Gospel Principles Lesson One: Our Heavenly Father
–From Robert Fulghum:
“[My mother's maiden name] was Howard. She came from a big Memphis clan that was pretty close and was referred to as the Howard Family. As a small child, I thought of myself as a member of the Howard Family because it was often an item of conversation as in “The Howard Family is getting together,’ and The Howard Family thinks people should write letters to their grandmother.” The matriarch, my grandmother, was referred to as Mother Howard. . . . Howard was a name that was important to me from early on in my life. What happened was that I got packed off to Sunday School at around age four and the first thing I learned was the Lord’s Prayer, which begins “Our Father, which art in heaven, Hallowed by Thy name.” And what I heard was “Our Father, which art in heaven, HOWARD be Thy name.” And since little kids tend to mutter prayers anyhow, nobody realized what I was saying was Howard. And believing I was a member of His family–the Howards. Since I was told that my grandfather had died and gone to heaven, God and my grandfather got all mixed up in my mind as one and the same. Which meant that I had a pretty comfy notion about God. When I knelt beside my bed each night and prayed, “Our Father, which art in heaven, Howard be thy name,” I thought about my grandfather and what a big shot he was because, of course, the prayer ends with “For Thine is the kingdom, the power, and the glory forever and ever, Amen.” I went to bed feeling pretty well connected to the universe for a long, long time. It was a Howard Family Enterprise. All human images of the ultimate . . . are metaphors, and as metaphors go, this is a pretty homey one. And I thought it for so long that even when I passed through all those growing-up stages of skepticism, disbelief, revision and confusion–somewhere in my mind I still believed in Howard. Because at the heart of that childhood image there is no alienation.”
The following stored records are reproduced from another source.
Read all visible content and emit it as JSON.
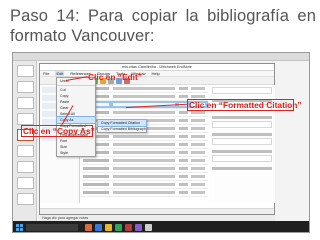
{
  "slide": {
    "title_line1": "Paso 14: Para copiar la bibliografía en",
    "title_line2": "formato Vancouver:"
  },
  "app": {
    "window_title": "mis.citas Camilintha - Ulrichweb EndNote",
    "menu": [
      "File",
      "Edit",
      "References",
      "Groups",
      "Tools",
      "Window",
      "Help"
    ],
    "edit_menu": [
      "Undo",
      "Cut",
      "Copy",
      "Paste",
      "Clear",
      "Select All",
      "Copy As",
      "Copy Formatted",
      "Find and Replace",
      "Font",
      "Size",
      "Style"
    ],
    "copy_submenu": [
      "Copy Formatted Citation",
      "Copy Formatted Bibliography"
    ],
    "highlighted_row": 2,
    "row_count": 14,
    "notes_placeholder": "Haga clic para agregar notas"
  },
  "callouts": {
    "edit": "Clic en “Edit”",
    "copy_as": "Clic en “Copy As”",
    "formatted_citation": "Clic en “Formatted Citation”"
  },
  "colors": {
    "title": "#555555",
    "callout": "#e2211c",
    "highlight": "#9ac3ea",
    "taskbar": "#1f1f1f"
  },
  "icons": [
    "windows-start-icon",
    "search-box",
    "taskbar-app-icon"
  ]
}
–I love this story because of the delicious mixture of getting the nature of God absolutely right and absolutely wrong at the same time. Also because his knowledge–even imperfect–blessed his life. Obviously, Howard isn’t God. But–and would that it were also obvious to each of us–God is as close to us as a grandparent. I hope in this lesson we can think about what we know about God, how that knowledge blesses our lives, and what we can do to know more about God–to refine our knowledge and maybe even get rid of some misconceptions.
There Is A God
–I’m going to share my personal story of first knowing of the reality of God. Ask: Does anyone else have a similar experience that they would like to share?
–If you knew someone who was doubting the existence of God, what would you tell her?
–Read Alma 30:44. Some people take the same data (i.e., existence of planets, natural elements) and reach the opposite conclusion (=that there is no God). What do you do with that? How do you develop the perspective that lets you take something (stars, plants, whatever) and see God’s hand in it as opposed to seeing the absence of God from it? How might this be relevant to your life?
–There are so many titles for God in the scriptures. Which ones resonate with you and why? I like JS’s “great parent” mentioned in this section!
The Nature of God
–”Because we are made in His image, we know that our bodies are like His body.” How does this (or: how should this) affect how we think about our bodies?
–Issue of God’s attributes: What difference does it (or: should it) make? Is this something you think about: “I should be more merciful because God is merciful?”
Coming to Know God
–”Knowing God is so important that the Savior said, “This is life eternal, that they might know thee the only true God, and Jesus Christ, whom thou hast sent”
–My experience (no details): God doesn’t always want us to suffer as much as possible. What have you learned about God through your own experiences? Have you had any misconceptions cleared up?
–What have you found most effective in your efforts to come to know God? What hasn’t worked?
–Mosiah 4:9. Interesting contrast with the above section on the nature of God: What do we do with the fact that we can’t know everything about God and about God’s plan?
–I was talking to my husband recently about how sometimes, it seems to me, Mormons can be arrogant in acting as if they know everything about God. He said, “It’s like a computer. People think they know how it works, but they don’t.” I thought that was a perfect image: you probably know enough to use a computer, but not build one. You know some things (No magnets! Ask me how I know that!), but you don’t know others. But you know enough to operate it. Similarly, we know enough to pray, to gain salvation, etc., but we can’t claim we know everything about God. Thoughts?
The manual introduction says this: “You can find answers to life’s questions, gain an assurance of your purpose and self-worth, and face personal and family challenges with faith.” What in this lesson can help you meet each of these goals?